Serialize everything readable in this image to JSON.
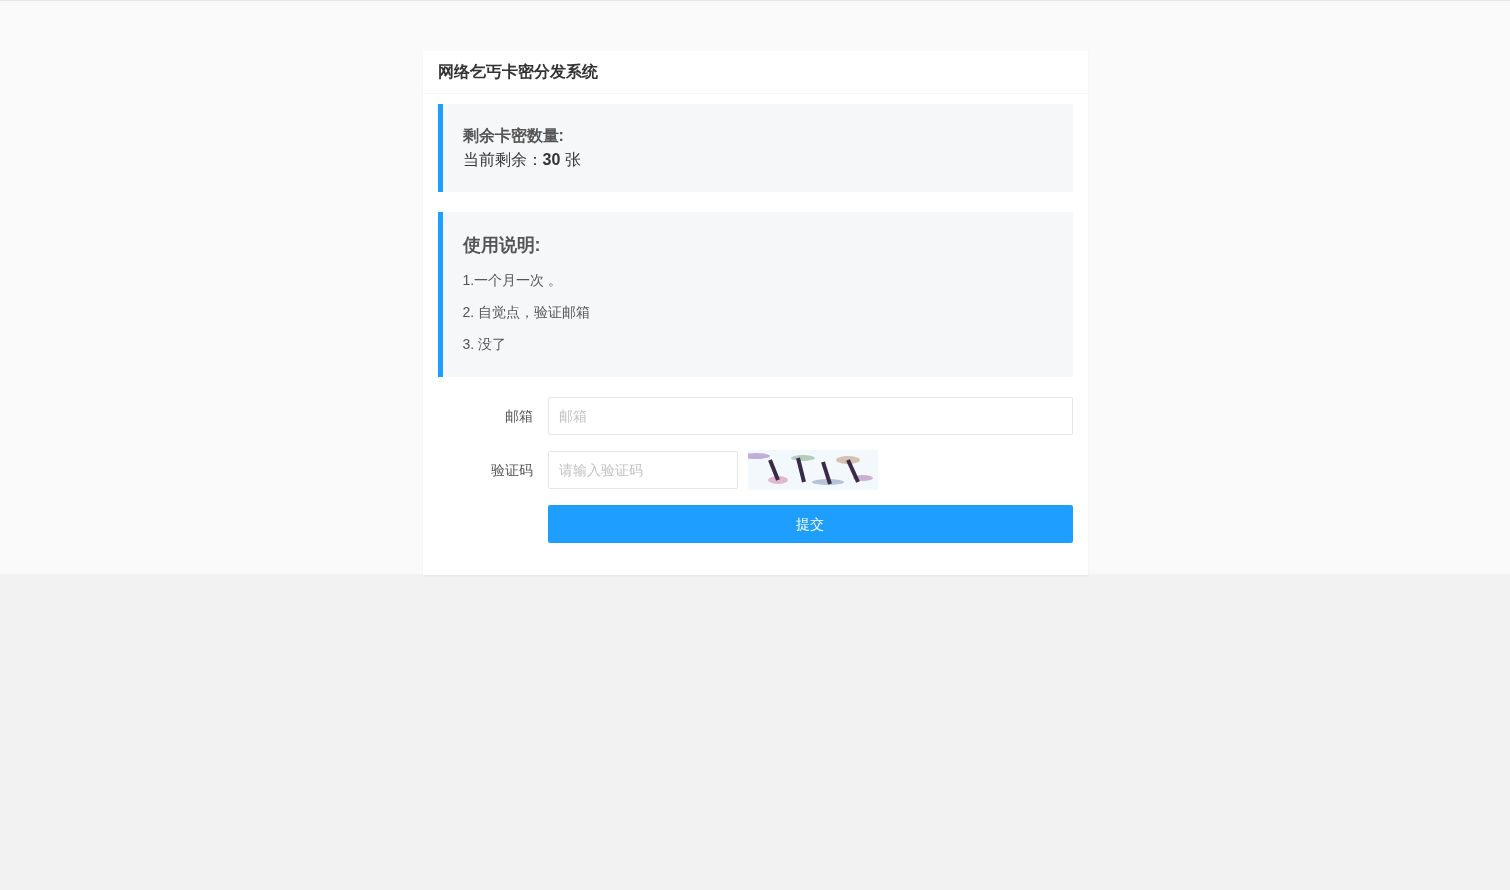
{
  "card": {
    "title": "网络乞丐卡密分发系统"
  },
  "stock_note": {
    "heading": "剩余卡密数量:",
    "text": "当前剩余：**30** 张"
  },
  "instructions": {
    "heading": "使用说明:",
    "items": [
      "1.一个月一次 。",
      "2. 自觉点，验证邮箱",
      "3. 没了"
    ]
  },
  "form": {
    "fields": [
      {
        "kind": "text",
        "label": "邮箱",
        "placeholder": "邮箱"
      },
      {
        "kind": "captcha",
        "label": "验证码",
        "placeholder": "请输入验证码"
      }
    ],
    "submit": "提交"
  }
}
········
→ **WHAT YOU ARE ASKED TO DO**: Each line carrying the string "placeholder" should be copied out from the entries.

→ **SOLVED EXERCISE**:
        "placeholder": "邮箱"
        "placeholder": "请输入验证码"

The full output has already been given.